Internet Privacy History Helps Us Understand Privacy Today
  • The EU Commission worries about the implications of having an overloaded Internet on the continent.
  • Telecom service providers report spikes and call the users for rationing during peak times.
  • Netflix and YouTube are called to limit video quality to SD. For now, they’re not even flirting with the idea.

As if having to remain indoors wasn’t bad enough, people in Europe may now have to watch their favorite Netflix shows in the “standard definition” streaming quality. Thierry Breton, the EU’s Internal Market and Services Commissioner, has published the following tweet, asking people to leave streaming in HD aside, for now, to protect teleworking and other high-priority services during these difficult times. Apparently, the increasing number of people staying home strains the Internet infrastructure in Europe, and watching FHD content on Netflix is making the situation worse.

As Mr. Breton stated: “Streaming platforms, telecom operators and users, we all have a joint responsibility to take steps to ensure the smooth functioning of the internet during the battle against the virus propagation.”
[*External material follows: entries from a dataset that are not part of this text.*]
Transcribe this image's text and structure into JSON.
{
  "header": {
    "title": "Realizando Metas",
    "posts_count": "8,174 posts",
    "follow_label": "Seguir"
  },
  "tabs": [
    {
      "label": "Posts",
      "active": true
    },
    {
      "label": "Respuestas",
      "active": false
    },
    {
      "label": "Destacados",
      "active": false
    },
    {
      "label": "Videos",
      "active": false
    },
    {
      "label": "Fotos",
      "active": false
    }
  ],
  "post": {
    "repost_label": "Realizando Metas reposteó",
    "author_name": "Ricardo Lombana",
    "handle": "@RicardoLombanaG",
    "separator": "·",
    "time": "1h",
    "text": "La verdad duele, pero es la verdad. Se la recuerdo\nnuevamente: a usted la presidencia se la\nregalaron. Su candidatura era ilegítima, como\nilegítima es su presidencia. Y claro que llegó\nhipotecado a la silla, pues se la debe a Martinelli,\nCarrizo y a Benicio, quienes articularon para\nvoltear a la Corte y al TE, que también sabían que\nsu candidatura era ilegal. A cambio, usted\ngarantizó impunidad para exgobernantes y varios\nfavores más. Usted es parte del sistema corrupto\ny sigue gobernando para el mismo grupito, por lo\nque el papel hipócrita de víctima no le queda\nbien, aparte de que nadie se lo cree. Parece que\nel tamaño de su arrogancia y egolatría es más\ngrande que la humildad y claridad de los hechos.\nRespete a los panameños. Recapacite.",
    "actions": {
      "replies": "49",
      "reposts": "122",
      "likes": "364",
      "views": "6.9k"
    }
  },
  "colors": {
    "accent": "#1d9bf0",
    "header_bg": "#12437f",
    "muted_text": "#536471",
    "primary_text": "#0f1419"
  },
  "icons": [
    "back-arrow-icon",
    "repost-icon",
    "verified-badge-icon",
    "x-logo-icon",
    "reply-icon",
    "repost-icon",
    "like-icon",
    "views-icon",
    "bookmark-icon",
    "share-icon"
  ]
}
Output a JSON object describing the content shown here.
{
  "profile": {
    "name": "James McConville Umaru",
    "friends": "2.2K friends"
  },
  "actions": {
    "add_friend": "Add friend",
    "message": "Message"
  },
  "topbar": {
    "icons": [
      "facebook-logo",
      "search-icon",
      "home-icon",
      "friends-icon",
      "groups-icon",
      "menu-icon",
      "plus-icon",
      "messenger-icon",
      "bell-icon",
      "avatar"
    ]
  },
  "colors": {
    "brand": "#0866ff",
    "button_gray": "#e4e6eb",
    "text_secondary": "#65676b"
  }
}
This is clearly a strong signal to Netflix as well, inviting the company to proactively throttle people’s streaming, and maybe even impose the “Standard-quality” plan to everybody, essentially making it mandatory. HD streaming will likely remain an “absolute necessity” for consumers, so we wouldn’t put our hope in the chances of seeing much self-rationing. However, we wouldn’t bet on Netflix or YouTube making the first move either.

It is 2020 we’re living in, and forcing people to watch content in video resolutions lower than HD will certainly cause some resentment. Still, telecom companies warn that the danger is real, and some form of data rationing needs to be imposed soon. For starters, the EU commission wants to launch a national Internet usage monitoring and status reporting mechanism. Based on the reports, regulators from the EU will be able to take targeted risk-mitigating actions. Already, telecoms have identified “peak usage” times during the day, so planning to impose limitations during these times would be possible, albeit legally complicated.

Netflix has had adaptive streaming technologies for a long time now, so if the ISP decided to throttle the user’s connection, the streaming would continue at a lower resolution. Recently, the streaming giant introduced a switch to the AV1 codec, which is ideal for reducing data transfer rates while keeping the content quality at an acceptable level. While this new codec is still under testing and tentative application (on the Android app), the platform could potentially push for a quicker rollout and wider adoption. YouTube, Google Duo, VLC, and Facebook are also members of the alliance that developed the highly efficient streaming codec, so maybe there’s a way around restrictions, through the adoption of better technologies.